Can you pull out each line of the data below that includes the word "Plant"?
.....
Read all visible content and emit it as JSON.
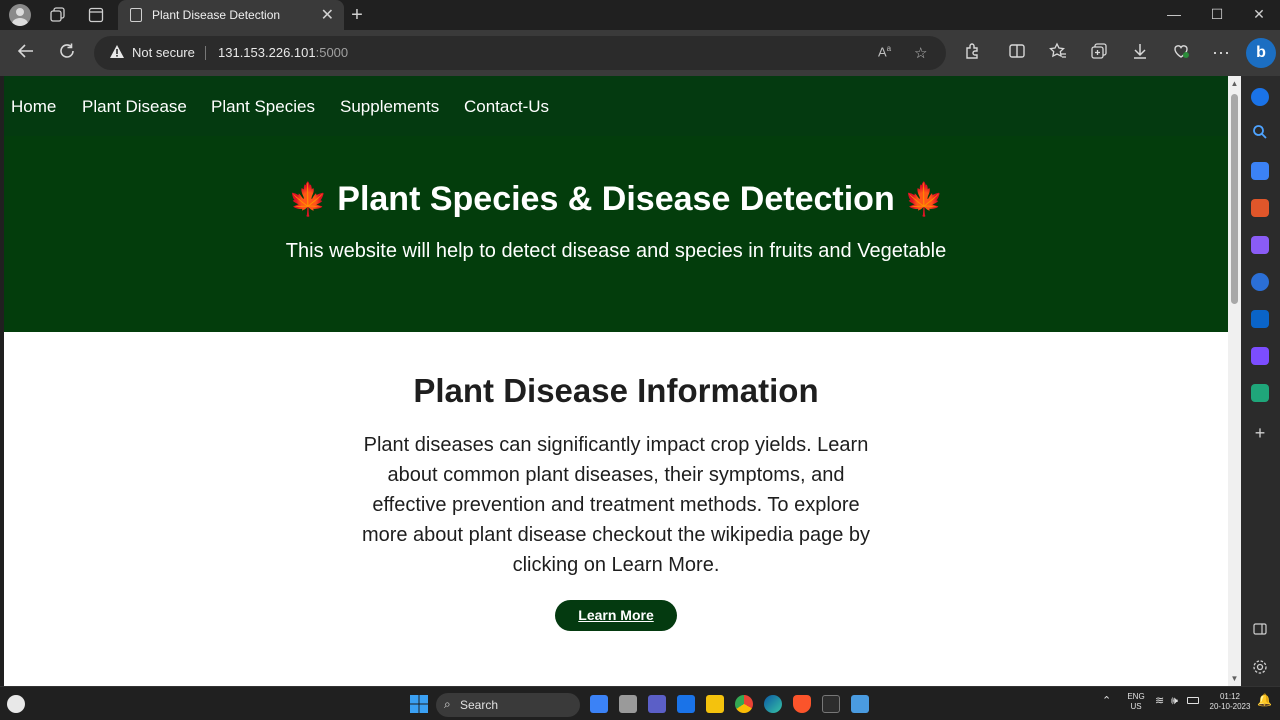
{
  "browser": {
    "tab_title": "Plant Disease Detection",
    "tab_close": "✕",
    "new_tab": "+",
    "security_label": "Not secure",
    "url_host": "131.153.226.101",
    "url_port": ":5000",
    "window_minimize": "—",
    "window_maximize": "☐",
    "window_close": "✕",
    "bing_label": "b"
  },
  "page": {
    "nav": [
      "Home",
      "Plant Disease",
      "Plant Species",
      "Supplements",
      "Contact-Us"
    ],
    "hero_title": "Plant Species & Disease Detection",
    "hero_leaf": "🍁",
    "hero_subtitle": "This website will help to detect disease and species in fruits and Vegetable",
    "section_title": "Plant Disease Information",
    "section_text": "Plant diseases can significantly impact crop yields. Learn about common plant diseases, their symptoms, and effective prevention and treatment methods. To explore more about plant disease checkout the wikipedia page by clicking on Learn More.",
    "learn_more": "Learn More"
  },
  "taskbar": {
    "search_label": "Search",
    "lang_top": "ENG",
    "lang_bottom": "US",
    "time": "01:12",
    "date": "20-10-2023"
  },
  "colors": {
    "nav_bg": "#043a10",
    "hero_bg": "#033d0c",
    "button_bg": "#043a10"
  }
}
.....
Result:
    "tab_title": "Plant Disease Detection",
      "Plant Disease",
      "Plant Species",
    "hero_title": "Plant Species & Disease Detection",
    "section_title": "Plant Disease Information",
    "section_text": "Plant diseases can significantly impact crop yields. Learn about common plant diseases, their symptoms, and effective prevention and treatment methods. To explore more about plant disease checkout the wikipedia page by clicking on Learn More.",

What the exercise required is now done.